- **Task instructions**:
Only the number should be given: how many lines below contain "icon".

(Beginning of Material provided)

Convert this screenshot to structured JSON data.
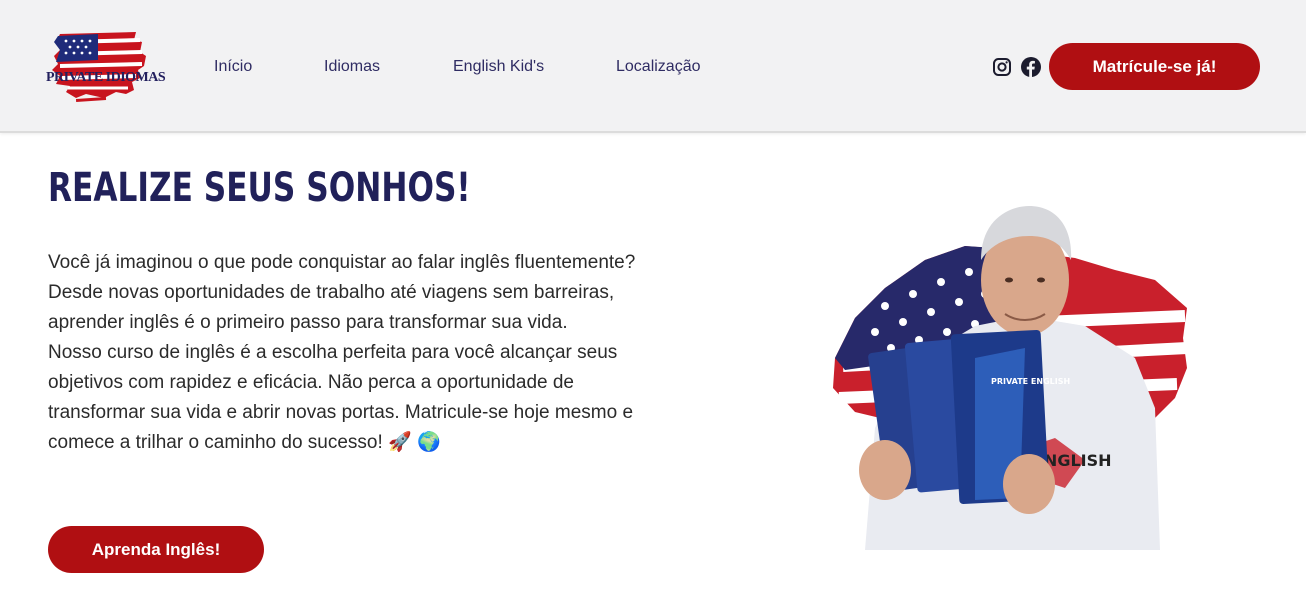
{
  "header": {
    "logo": {
      "text": "PRIVATE IDIOMAS",
      "icon": "us-flag-brush-logo"
    },
    "nav": [
      {
        "label": "Início"
      },
      {
        "label": "Idiomas"
      },
      {
        "label": "English Kid's"
      },
      {
        "label": "Localização"
      }
    ],
    "social": [
      {
        "icon": "instagram-icon"
      },
      {
        "icon": "facebook-icon"
      }
    ],
    "cta_label": "Matrícule-se já!"
  },
  "hero": {
    "title": "REALIZE SEUS SONHOS!",
    "paragraph_1": "Você já imaginou o que pode conquistar ao falar inglês fluentemente? Desde novas oportunidades de trabalho até viagens sem barreiras, aprender inglês é o primeiro passo para transformar sua vida.",
    "paragraph_2": "Nosso curso de inglês é a escolha perfeita para você alcançar seus objetivos com rapidez e eficácia. Não perca a oportunidade de transformar sua vida e abrir novas portas. Matricule-se hoje mesmo e comece a trilhar o caminho do sucesso! 🚀 🌍",
    "cta_label": "Aprenda Inglês!",
    "image": {
      "book_title": "PRIVATE ENGLISH",
      "shirt_text": "ENGLISH"
    }
  },
  "colors": {
    "brand_red": "#b00f12",
    "brand_navy": "#21215a",
    "header_bg": "#f2f2f3"
  }
}
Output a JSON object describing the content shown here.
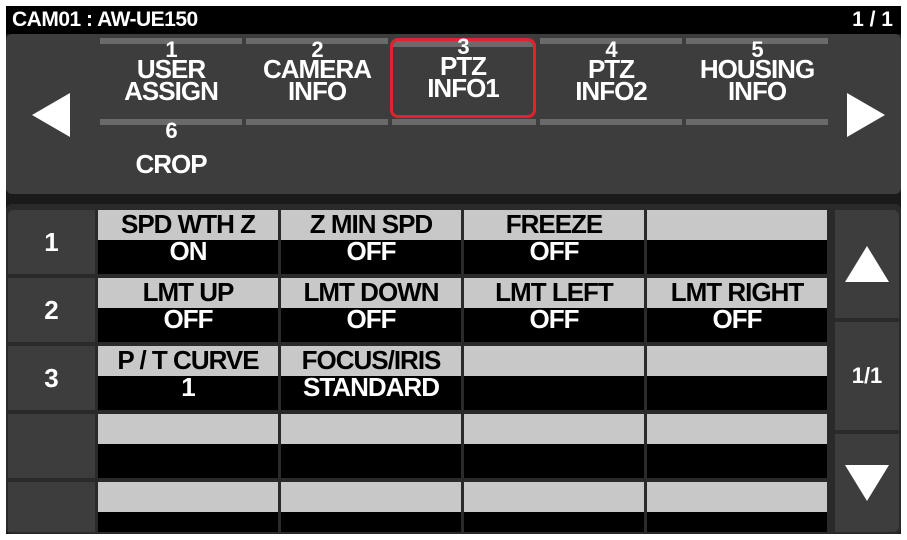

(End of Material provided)

- **Exercise result**:
3